> **TO DO**
Would you restate each line of the data below word for word, without its pictures?

> **DATA PROVIDED**
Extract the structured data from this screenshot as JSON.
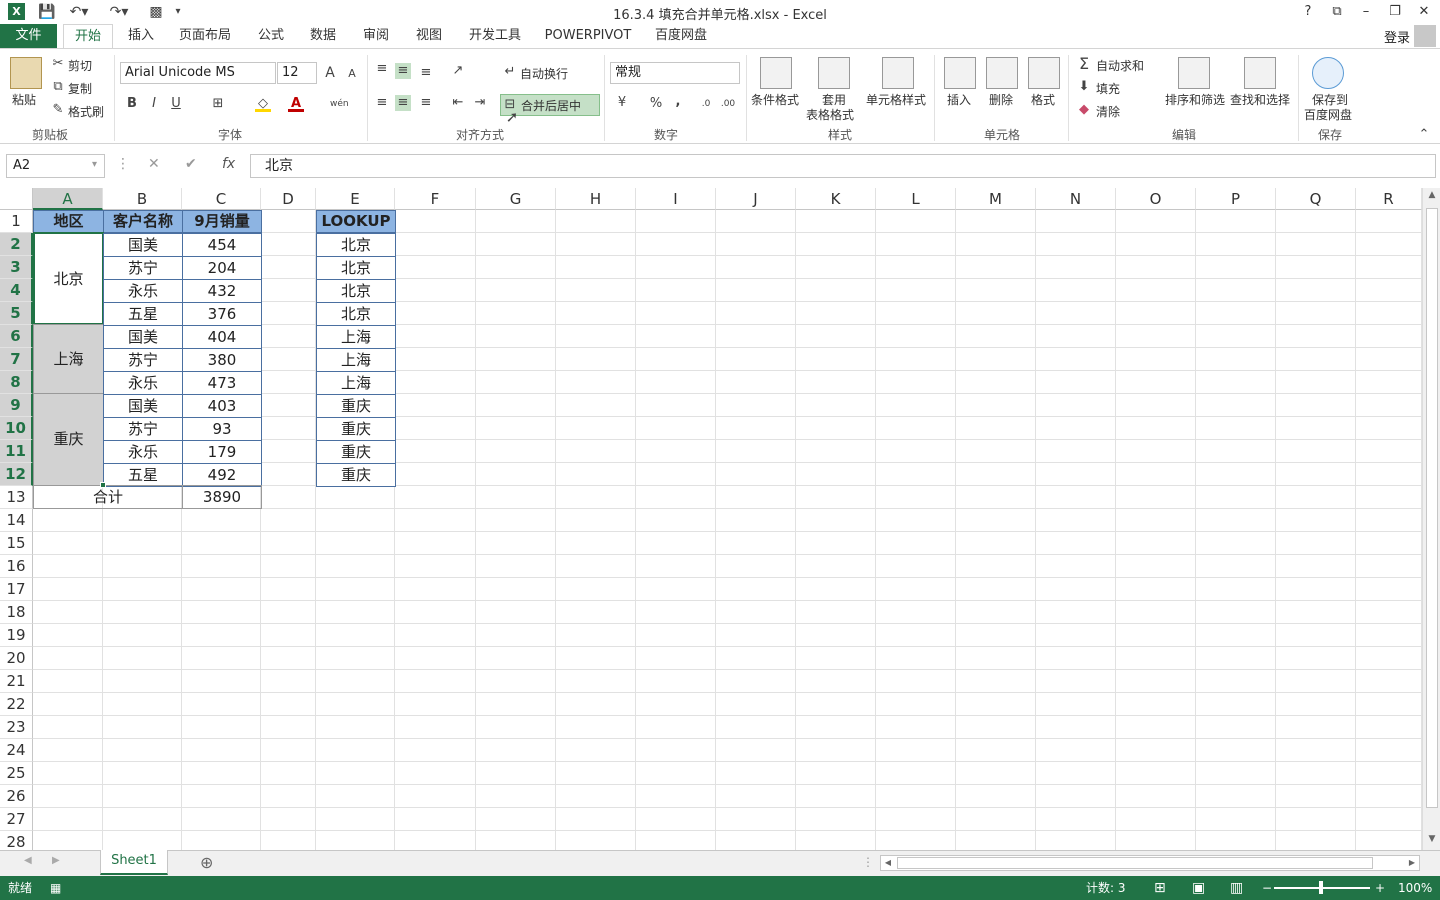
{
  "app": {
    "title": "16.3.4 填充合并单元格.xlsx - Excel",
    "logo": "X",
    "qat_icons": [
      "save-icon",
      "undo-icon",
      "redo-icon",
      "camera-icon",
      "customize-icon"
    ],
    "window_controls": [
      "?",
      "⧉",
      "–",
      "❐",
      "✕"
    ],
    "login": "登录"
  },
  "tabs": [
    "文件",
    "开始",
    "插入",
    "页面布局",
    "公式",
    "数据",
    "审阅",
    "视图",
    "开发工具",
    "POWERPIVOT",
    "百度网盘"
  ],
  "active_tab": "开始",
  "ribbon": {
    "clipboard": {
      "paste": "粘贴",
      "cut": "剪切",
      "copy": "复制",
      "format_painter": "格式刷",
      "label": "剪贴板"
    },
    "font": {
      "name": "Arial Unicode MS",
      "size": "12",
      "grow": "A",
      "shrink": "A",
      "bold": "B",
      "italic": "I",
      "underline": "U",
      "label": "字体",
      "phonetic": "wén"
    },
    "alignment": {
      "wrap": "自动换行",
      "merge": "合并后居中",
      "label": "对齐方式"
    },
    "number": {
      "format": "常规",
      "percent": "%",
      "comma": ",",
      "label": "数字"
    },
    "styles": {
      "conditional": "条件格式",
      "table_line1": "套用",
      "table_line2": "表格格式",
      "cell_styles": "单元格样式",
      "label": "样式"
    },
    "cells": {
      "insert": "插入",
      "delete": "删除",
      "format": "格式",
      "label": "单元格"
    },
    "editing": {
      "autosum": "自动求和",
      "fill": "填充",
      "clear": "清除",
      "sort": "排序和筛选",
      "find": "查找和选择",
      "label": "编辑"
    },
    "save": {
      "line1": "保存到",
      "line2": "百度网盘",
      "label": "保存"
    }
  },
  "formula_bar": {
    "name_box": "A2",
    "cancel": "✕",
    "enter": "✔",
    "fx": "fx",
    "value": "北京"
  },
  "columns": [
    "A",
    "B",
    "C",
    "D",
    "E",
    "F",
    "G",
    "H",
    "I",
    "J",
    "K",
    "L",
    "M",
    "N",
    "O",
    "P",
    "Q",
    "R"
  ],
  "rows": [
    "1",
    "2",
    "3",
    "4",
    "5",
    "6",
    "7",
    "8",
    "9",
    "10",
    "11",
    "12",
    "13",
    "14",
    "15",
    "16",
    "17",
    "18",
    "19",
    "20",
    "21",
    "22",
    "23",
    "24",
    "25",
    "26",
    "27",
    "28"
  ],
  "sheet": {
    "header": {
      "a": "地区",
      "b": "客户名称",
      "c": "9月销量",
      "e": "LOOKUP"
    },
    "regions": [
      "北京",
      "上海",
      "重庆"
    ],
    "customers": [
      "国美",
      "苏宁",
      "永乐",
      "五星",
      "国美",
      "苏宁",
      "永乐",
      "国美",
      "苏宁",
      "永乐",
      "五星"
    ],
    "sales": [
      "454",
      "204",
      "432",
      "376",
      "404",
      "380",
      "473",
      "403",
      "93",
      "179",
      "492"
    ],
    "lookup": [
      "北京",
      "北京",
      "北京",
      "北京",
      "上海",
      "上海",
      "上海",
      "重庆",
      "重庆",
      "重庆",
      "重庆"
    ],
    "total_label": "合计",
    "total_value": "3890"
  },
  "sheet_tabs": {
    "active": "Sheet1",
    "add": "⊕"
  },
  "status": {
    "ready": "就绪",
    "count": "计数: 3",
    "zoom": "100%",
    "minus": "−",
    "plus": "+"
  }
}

> **RESULT FOR THIS TASK**
Extract the structured data from this screenshot as JSON.
{
  "app": {
    "title": "16.3.4 填充合并单元格.xlsx - Excel",
    "logo": "X",
    "qat_icons": [
      "save-icon",
      "undo-icon",
      "redo-icon",
      "camera-icon",
      "customize-icon"
    ],
    "window_controls": [
      "?",
      "⧉",
      "–",
      "❐",
      "✕"
    ],
    "login": "登录"
  },
  "tabs": [
    "文件",
    "开始",
    "插入",
    "页面布局",
    "公式",
    "数据",
    "审阅",
    "视图",
    "开发工具",
    "POWERPIVOT",
    "百度网盘"
  ],
  "active_tab": "开始",
  "ribbon": {
    "clipboard": {
      "paste": "粘贴",
      "cut": "剪切",
      "copy": "复制",
      "format_painter": "格式刷",
      "label": "剪贴板"
    },
    "font": {
      "name": "Arial Unicode MS",
      "size": "12",
      "grow": "A",
      "shrink": "A",
      "bold": "B",
      "italic": "I",
      "underline": "U",
      "label": "字体",
      "phonetic": "wén"
    },
    "alignment": {
      "wrap": "自动换行",
      "merge": "合并后居中",
      "label": "对齐方式"
    },
    "number": {
      "format": "常规",
      "percent": "%",
      "comma": ",",
      "label": "数字"
    },
    "styles": {
      "conditional": "条件格式",
      "table_line1": "套用",
      "table_line2": "表格格式",
      "cell_styles": "单元格样式",
      "label": "样式"
    },
    "cells": {
      "insert": "插入",
      "delete": "删除",
      "format": "格式",
      "label": "单元格"
    },
    "editing": {
      "autosum": "自动求和",
      "fill": "填充",
      "clear": "清除",
      "sort": "排序和筛选",
      "find": "查找和选择",
      "label": "编辑"
    },
    "save": {
      "line1": "保存到",
      "line2": "百度网盘",
      "label": "保存"
    }
  },
  "formula_bar": {
    "name_box": "A2",
    "cancel": "✕",
    "enter": "✔",
    "fx": "fx",
    "value": "北京"
  },
  "columns": [
    "A",
    "B",
    "C",
    "D",
    "E",
    "F",
    "G",
    "H",
    "I",
    "J",
    "K",
    "L",
    "M",
    "N",
    "O",
    "P",
    "Q",
    "R"
  ],
  "rows": [
    "1",
    "2",
    "3",
    "4",
    "5",
    "6",
    "7",
    "8",
    "9",
    "10",
    "11",
    "12",
    "13",
    "14",
    "15",
    "16",
    "17",
    "18",
    "19",
    "20",
    "21",
    "22",
    "23",
    "24",
    "25",
    "26",
    "27",
    "28"
  ],
  "sheet": {
    "header": {
      "a": "地区",
      "b": "客户名称",
      "c": "9月销量",
      "e": "LOOKUP"
    },
    "regions": [
      "北京",
      "上海",
      "重庆"
    ],
    "customers": [
      "国美",
      "苏宁",
      "永乐",
      "五星",
      "国美",
      "苏宁",
      "永乐",
      "国美",
      "苏宁",
      "永乐",
      "五星"
    ],
    "sales": [
      "454",
      "204",
      "432",
      "376",
      "404",
      "380",
      "473",
      "403",
      "93",
      "179",
      "492"
    ],
    "lookup": [
      "北京",
      "北京",
      "北京",
      "北京",
      "上海",
      "上海",
      "上海",
      "重庆",
      "重庆",
      "重庆",
      "重庆"
    ],
    "total_label": "合计",
    "total_value": "3890"
  },
  "sheet_tabs": {
    "active": "Sheet1",
    "add": "⊕"
  },
  "status": {
    "ready": "就绪",
    "count": "计数: 3",
    "zoom": "100%",
    "minus": "−",
    "plus": "+"
  }
}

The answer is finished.